A large part of your equity exposure should be allocated to pure large-cap funds, and the rest to mid-cap and small-cap funds.
I want to invest every month for my daughter’s higher education. Should I opt for a child plan or invest in a large cap fund? —Mohit Sharma
Funds categorised as ‘children’s funds’ are subject to a lock-in of either five years or till the child attains 18 years, whichever is earlier. Post attaining majority, all transactions by the parent/ guardian are frozen and the child is required to submit required documents necessary to enable him/her to operate the account. Children’s funds invest in a mix of equity and debt instruments with an objective of either wealth or income generation. Depending upon the objective, their allocation is tilted towards equity or fixed-income.
Given the lock-in period with an aim to encourage investors to remain invested, these funds do not offer any benefit to investors relative to other categories. Hence, it is advisable to consider other pure-play equity and debt funds to have better control over the desired asset allocation and select funds with a long-term track record. Ideally, an asset allocation-based approach (mix of equity and debt) should be followed for investing towards one’s goal. Longer the investment horizon and higher the risk appetite, higher can be the allocation to equities, which despite being more volatile is the most favoured asset class for wealth generation over the long term.
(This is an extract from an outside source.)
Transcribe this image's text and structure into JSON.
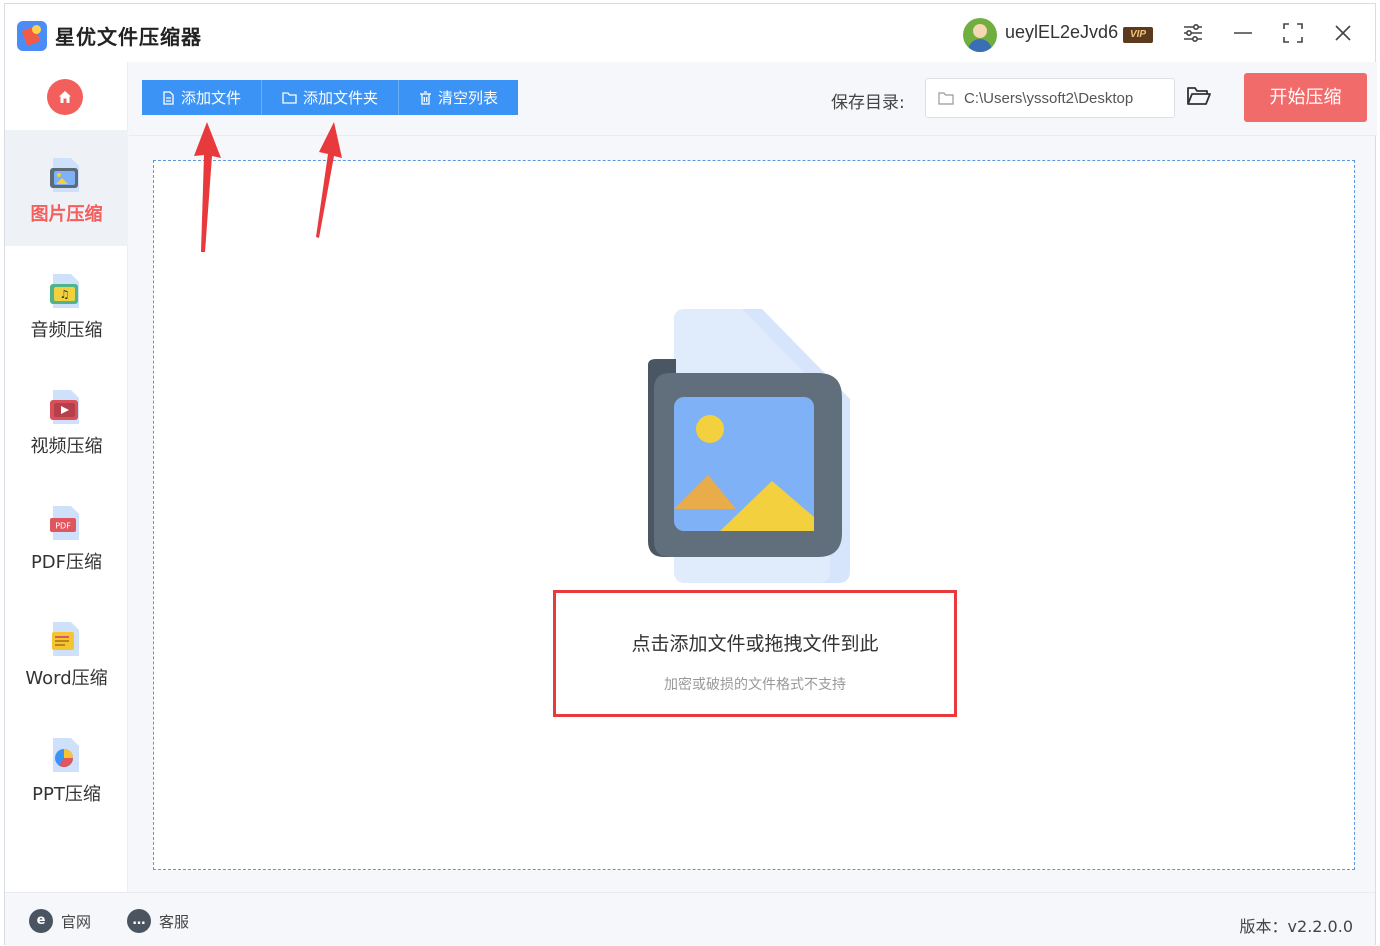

A large part of your equity exposure should be allocated to pure large-cap funds, and the rest to mid-cap and small-cap funds. You should also consider allocating some exposure to international equities. The fixed-income exposure can be into accrual funds maintaining a high credit quality portfolio such as banking PSU funds, corporate bond Funds, ST Income funds, and medium-to-long term funds.
Is there any lock-in period for gold ETF? I am making losses as I bought a lot of gold ETF last year when the prices were rising, but are falling now. —Arvind Deshmukh
No, gold ETFs are not subject to any lock-in. Gold ETFs like other securities are traded in the secondary market and investors can buy and sell ETF units in the secondary market at any point in time, subject to available liquidity.From an asset-allocation standpoint, it is advisable to have some allocation to gold (5% to 10%) for diversification benefits.
The writer is director, Investment Advisory, Morningstar Investment Adviser (India). Send your queries to firstname.lastname@example.org